The Commonwealth War Graves Commission lists 254 men who 'died of wounds’, or were 'killed in action' and whose next of kin were in East Dorset, but we wanted to know about everyone else. The soldiers with no known grave, the sailors who were lost at sea, those commemorated elsewhere but with family in East Dorset. Or those who had lived and worked in East Dorset but the link has been lost. We wanted to know about those who served and survived, were they in the army, navy or RFC? What did they look like? What were their experiences?
In addition to the men who served, we wanted to know about the roles played in the war by women and children. How many East Dorset women stepped forward to fill the traditional male roles, working in factories, as VAD's and nurses, and in horticulture, agriculture and with livestock? The war could not have been won without their input and we wanted to find out about these women and tell their story too.
Because there were many private estates, farms and gardens in East Dorset it is possible some men would have stayed and carried out the important role of maintaining the land, providing food and fodder for the war effort and to top up the rations at home. These men would have been in reserved occupations, and they could also be in Britain in defence roles.
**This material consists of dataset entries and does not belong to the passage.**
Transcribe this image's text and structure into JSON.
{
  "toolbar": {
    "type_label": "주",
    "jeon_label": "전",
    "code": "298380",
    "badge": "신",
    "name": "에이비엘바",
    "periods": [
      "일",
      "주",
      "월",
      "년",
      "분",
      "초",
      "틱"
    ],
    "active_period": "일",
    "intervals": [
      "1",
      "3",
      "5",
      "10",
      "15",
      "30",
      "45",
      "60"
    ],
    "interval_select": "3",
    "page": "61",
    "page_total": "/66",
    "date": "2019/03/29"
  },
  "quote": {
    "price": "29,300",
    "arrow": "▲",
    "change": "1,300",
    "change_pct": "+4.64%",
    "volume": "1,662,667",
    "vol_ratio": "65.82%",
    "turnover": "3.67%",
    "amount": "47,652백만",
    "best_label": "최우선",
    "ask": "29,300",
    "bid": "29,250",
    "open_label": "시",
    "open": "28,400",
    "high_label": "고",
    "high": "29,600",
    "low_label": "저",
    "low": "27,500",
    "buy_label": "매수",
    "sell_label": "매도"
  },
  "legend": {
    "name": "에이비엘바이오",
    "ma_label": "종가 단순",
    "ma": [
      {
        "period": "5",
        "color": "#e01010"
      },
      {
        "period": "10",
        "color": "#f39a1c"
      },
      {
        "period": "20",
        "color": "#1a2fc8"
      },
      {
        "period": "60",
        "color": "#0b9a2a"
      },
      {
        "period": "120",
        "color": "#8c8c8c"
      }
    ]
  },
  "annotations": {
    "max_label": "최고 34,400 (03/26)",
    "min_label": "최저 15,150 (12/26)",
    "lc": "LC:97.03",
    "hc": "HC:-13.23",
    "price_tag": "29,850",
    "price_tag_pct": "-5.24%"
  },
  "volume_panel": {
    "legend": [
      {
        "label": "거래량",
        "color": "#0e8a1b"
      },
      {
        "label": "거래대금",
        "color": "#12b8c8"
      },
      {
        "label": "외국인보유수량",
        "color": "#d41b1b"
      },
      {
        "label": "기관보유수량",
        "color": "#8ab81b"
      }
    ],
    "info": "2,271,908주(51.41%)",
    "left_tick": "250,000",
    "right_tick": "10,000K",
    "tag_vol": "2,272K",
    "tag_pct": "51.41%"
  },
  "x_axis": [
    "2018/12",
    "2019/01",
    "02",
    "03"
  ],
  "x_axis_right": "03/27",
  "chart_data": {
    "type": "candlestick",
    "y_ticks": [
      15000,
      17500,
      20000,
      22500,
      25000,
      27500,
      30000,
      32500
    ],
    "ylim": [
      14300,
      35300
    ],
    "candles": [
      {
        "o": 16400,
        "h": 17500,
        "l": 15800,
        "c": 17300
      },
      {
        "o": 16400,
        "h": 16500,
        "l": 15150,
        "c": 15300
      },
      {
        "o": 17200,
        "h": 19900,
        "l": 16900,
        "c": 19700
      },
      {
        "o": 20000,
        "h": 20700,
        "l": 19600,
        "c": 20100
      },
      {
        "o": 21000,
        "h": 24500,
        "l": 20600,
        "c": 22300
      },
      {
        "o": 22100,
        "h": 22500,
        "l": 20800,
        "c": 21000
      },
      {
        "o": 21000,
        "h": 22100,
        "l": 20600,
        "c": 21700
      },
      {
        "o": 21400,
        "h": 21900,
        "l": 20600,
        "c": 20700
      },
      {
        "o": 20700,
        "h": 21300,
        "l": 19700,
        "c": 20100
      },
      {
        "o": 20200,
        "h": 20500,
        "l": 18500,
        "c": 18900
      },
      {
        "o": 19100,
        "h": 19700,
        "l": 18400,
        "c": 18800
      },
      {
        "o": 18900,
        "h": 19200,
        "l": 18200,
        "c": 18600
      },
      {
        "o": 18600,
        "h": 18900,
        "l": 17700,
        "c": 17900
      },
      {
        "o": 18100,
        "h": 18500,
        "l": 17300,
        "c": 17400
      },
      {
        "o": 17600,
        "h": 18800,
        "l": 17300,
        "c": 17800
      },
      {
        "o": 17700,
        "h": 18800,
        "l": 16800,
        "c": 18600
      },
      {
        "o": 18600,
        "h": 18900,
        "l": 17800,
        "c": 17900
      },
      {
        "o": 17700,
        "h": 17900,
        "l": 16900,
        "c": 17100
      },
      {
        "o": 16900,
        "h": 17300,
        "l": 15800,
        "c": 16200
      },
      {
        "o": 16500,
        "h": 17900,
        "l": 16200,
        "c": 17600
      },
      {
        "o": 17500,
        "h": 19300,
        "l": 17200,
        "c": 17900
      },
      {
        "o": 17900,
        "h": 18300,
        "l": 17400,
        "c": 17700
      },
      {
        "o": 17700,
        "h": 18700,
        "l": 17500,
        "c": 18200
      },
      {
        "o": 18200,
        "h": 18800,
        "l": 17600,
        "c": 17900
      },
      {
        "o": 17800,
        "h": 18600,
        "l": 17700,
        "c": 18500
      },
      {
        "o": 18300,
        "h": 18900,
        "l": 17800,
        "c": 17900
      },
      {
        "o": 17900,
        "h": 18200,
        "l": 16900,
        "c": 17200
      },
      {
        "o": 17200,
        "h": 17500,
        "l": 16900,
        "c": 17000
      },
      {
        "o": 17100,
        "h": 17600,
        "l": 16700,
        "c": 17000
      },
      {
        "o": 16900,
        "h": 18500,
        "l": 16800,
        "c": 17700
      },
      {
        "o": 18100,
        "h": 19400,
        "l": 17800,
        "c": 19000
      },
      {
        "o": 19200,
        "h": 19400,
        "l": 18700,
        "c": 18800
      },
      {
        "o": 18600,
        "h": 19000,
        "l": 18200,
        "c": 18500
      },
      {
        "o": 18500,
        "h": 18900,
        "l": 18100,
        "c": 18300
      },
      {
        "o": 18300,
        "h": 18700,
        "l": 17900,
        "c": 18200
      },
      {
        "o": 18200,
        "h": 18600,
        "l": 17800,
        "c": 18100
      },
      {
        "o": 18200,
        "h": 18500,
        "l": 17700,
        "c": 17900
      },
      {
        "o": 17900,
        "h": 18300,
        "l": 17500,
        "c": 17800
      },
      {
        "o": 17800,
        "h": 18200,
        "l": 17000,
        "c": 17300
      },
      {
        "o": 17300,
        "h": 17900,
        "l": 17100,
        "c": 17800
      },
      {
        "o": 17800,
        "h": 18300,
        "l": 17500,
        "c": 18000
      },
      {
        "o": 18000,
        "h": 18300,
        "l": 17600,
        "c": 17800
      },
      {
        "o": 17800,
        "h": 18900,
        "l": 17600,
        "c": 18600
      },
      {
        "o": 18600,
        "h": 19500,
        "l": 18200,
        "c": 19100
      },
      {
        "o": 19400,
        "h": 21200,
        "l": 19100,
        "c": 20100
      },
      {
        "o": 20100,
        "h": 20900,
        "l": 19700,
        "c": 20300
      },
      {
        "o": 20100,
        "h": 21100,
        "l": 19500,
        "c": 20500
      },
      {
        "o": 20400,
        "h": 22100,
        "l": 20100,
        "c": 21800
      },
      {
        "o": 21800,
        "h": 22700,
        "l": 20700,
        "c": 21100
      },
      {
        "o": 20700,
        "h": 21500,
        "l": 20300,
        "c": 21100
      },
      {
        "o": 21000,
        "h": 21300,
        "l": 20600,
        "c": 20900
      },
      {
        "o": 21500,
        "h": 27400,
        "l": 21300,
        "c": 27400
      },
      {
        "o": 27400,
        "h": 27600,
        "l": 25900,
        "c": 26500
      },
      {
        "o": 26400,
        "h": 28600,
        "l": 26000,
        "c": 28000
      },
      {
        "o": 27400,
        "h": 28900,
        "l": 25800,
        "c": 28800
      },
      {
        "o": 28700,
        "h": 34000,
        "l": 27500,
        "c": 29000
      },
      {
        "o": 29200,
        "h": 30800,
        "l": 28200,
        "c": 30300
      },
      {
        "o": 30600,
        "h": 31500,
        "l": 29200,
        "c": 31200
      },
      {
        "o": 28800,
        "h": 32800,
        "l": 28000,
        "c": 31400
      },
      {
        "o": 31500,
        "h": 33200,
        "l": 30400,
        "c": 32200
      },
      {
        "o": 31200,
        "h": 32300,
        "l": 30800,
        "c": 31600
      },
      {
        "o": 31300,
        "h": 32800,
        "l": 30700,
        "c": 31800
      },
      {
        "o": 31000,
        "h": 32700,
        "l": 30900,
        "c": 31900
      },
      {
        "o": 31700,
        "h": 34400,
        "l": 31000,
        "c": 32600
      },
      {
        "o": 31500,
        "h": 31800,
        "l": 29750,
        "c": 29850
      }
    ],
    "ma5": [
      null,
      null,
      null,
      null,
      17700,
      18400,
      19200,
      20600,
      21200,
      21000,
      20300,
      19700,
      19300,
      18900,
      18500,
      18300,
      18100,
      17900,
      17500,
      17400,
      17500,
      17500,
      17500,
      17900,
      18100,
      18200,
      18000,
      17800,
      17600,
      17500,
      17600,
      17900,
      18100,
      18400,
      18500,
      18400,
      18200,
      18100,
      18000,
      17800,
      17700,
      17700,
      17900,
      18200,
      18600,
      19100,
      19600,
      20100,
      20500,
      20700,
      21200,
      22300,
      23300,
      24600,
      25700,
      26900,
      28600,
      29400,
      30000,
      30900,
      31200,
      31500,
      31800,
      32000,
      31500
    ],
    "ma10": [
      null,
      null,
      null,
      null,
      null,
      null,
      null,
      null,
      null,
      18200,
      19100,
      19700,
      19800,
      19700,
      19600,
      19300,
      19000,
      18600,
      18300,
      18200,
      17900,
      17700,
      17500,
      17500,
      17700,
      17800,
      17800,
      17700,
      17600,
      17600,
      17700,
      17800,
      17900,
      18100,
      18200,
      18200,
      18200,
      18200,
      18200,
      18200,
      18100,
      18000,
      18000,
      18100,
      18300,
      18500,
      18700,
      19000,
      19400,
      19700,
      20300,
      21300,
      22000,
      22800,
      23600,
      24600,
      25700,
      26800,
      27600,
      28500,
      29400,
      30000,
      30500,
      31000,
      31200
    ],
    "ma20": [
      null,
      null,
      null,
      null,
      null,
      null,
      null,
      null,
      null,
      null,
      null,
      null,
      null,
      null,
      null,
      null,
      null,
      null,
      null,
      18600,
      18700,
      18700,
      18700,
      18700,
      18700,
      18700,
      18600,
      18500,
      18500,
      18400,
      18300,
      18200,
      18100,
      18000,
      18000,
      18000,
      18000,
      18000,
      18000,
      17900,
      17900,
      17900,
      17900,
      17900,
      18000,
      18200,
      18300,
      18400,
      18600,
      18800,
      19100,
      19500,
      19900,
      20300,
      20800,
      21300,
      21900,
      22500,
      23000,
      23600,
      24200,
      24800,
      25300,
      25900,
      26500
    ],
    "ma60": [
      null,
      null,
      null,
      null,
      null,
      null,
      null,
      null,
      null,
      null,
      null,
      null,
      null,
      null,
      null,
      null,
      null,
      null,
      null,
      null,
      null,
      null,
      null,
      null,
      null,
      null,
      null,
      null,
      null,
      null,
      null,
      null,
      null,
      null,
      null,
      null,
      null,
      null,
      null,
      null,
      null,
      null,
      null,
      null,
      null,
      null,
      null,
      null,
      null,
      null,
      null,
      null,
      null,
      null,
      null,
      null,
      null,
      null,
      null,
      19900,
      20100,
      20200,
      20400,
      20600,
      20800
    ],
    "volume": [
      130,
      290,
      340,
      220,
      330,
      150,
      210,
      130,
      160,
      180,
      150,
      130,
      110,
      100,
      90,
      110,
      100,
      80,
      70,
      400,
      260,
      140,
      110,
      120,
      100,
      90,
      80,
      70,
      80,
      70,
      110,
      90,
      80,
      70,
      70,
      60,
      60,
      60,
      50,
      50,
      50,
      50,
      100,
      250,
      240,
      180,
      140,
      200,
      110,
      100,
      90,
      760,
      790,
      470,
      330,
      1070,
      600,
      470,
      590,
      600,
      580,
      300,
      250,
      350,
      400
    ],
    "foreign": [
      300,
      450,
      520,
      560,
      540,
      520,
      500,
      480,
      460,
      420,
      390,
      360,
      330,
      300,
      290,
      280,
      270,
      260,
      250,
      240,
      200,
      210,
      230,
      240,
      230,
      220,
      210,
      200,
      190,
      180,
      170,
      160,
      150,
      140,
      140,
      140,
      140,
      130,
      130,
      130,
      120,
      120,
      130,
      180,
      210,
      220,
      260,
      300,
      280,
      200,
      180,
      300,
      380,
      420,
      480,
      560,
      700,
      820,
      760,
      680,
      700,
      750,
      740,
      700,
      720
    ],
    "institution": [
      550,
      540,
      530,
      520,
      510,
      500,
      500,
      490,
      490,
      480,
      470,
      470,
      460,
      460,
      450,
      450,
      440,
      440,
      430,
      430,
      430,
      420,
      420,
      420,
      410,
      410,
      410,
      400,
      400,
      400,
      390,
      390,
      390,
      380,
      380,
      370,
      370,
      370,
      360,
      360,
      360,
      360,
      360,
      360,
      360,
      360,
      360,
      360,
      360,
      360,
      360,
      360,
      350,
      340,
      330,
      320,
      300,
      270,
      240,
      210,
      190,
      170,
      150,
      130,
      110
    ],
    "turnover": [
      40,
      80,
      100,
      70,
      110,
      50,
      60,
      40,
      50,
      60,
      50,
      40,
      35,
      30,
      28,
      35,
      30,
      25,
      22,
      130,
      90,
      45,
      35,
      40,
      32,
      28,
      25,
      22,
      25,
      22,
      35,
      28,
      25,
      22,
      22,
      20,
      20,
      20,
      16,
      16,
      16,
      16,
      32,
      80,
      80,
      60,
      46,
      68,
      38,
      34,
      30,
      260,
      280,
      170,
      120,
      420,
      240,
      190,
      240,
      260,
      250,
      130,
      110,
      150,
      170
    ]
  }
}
We wanted to trace those who were Conscientious Objectors and the reasons they gave and what happened to them. Were any stretcher bearers or ambulance drivers?
Our final area for research was how our environment changed. Where were the army camps in the area? Did we have Prisoners of War working on our local farms? Which houses were used as hospitals or convalescence homes? Did the army billet any soldiers locally? Were there any airfields in East Dorset? What happened to the large estates, did they fall into decline during the conflict?
To make sure that the precious photographs, letters, diaries, postcards, medals and other links to the First World War are recorded we worked with the local community to take digital photographs of the artefacts and memorabilia they shared with us to ensure these are recorded, firstly on our own database, (see menu bar) and shared with the 'Lives of the First World War' Imperial War Museum digital project ensuring all information can be preserved for future generations.
Some of the stories, research and information we collected were told through sell out drama and film productions, exhibitions and educational resources for schools (available on our main website: www.museumofeastdorset.co.uk). In addition we presented our research findings at two conferences to add to the academic knowledge and understanding of the First World War.
We were thrilled that the community responded so positively to the project, showing up to drop in days with stories, objects and potential leads which could be followed up.
We also could not have delivered this project without the enthusiasm and dedication of our volunteers who were instrumental in all aspects of this project. Thank you to those who so generously gave their time to expand our knowledge of how the First World War impacted our community.
The Priest's House Museum & Garden is holding a First World War conference on Saturday 20 August 2016.